§ Collection entries:
Segment Open

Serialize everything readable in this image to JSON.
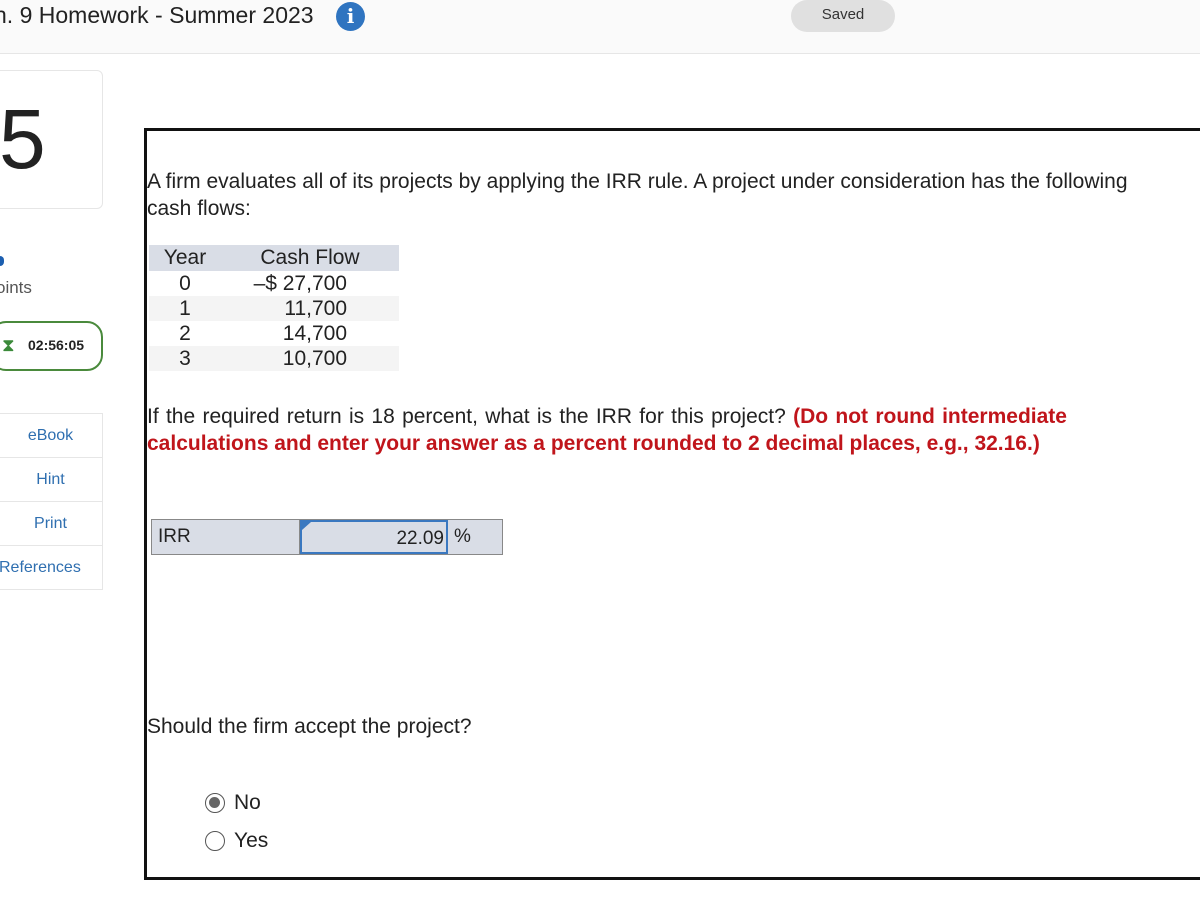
{
  "header": {
    "title": "h. 9 Homework - Summer 2023",
    "saved": "Saved"
  },
  "sidebar": {
    "question_number": "5",
    "points_label": "oints",
    "timer": "02:56:05",
    "items": [
      "eBook",
      "Hint",
      "Print",
      "References"
    ]
  },
  "question": {
    "intro": "A firm evaluates all of its projects by applying the IRR rule. A project under consideration has the following cash flows:",
    "table": {
      "headers": [
        "Year",
        "Cash Flow"
      ],
      "rows": [
        [
          "0",
          "–$ 27,700"
        ],
        [
          "1",
          "11,700"
        ],
        [
          "2",
          "14,700"
        ],
        [
          "3",
          "10,700"
        ]
      ]
    },
    "prompt": "If the required return is 18 percent, what is the IRR for this project?",
    "instruction": "(Do not round intermediate calculations and enter your answer as a percent rounded to 2 decimal places, e.g., 32.16.)",
    "answer": {
      "label": "IRR",
      "value": "22.09",
      "unit": "%"
    },
    "accept_prompt": "Should the firm accept the project?",
    "options": [
      {
        "label": "No",
        "selected": true
      },
      {
        "label": "Yes",
        "selected": false
      }
    ]
  }
}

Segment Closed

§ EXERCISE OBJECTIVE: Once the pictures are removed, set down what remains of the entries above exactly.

§ WORKED SOLUTION:
Serialize everything readable in this image to JSON.
{
  "header": {
    "title": "h. 9 Homework - Summer 2023",
    "saved": "Saved"
  },
  "sidebar": {
    "question_number": "5",
    "points_label": "oints",
    "timer": "02:56:05",
    "items": [
      "eBook",
      "Hint",
      "Print",
      "References"
    ]
  },
  "question": {
    "intro": "A firm evaluates all of its projects by applying the IRR rule. A project under consideration has the following cash flows:",
    "table": {
      "headers": [
        "Year",
        "Cash Flow"
      ],
      "rows": [
        [
          "0",
          "–$ 27,700"
        ],
        [
          "1",
          "11,700"
        ],
        [
          "2",
          "14,700"
        ],
        [
          "3",
          "10,700"
        ]
      ]
    },
    "prompt": "If the required return is 18 percent, what is the IRR for this project?",
    "instruction": "(Do not round intermediate calculations and enter your answer as a percent rounded to 2 decimal places, e.g., 32.16.)",
    "answer": {
      "label": "IRR",
      "value": "22.09",
      "unit": "%"
    },
    "accept_prompt": "Should the firm accept the project?",
    "options": [
      {
        "label": "No",
        "selected": true
      },
      {
        "label": "Yes",
        "selected": false
      }
    ]
  }
}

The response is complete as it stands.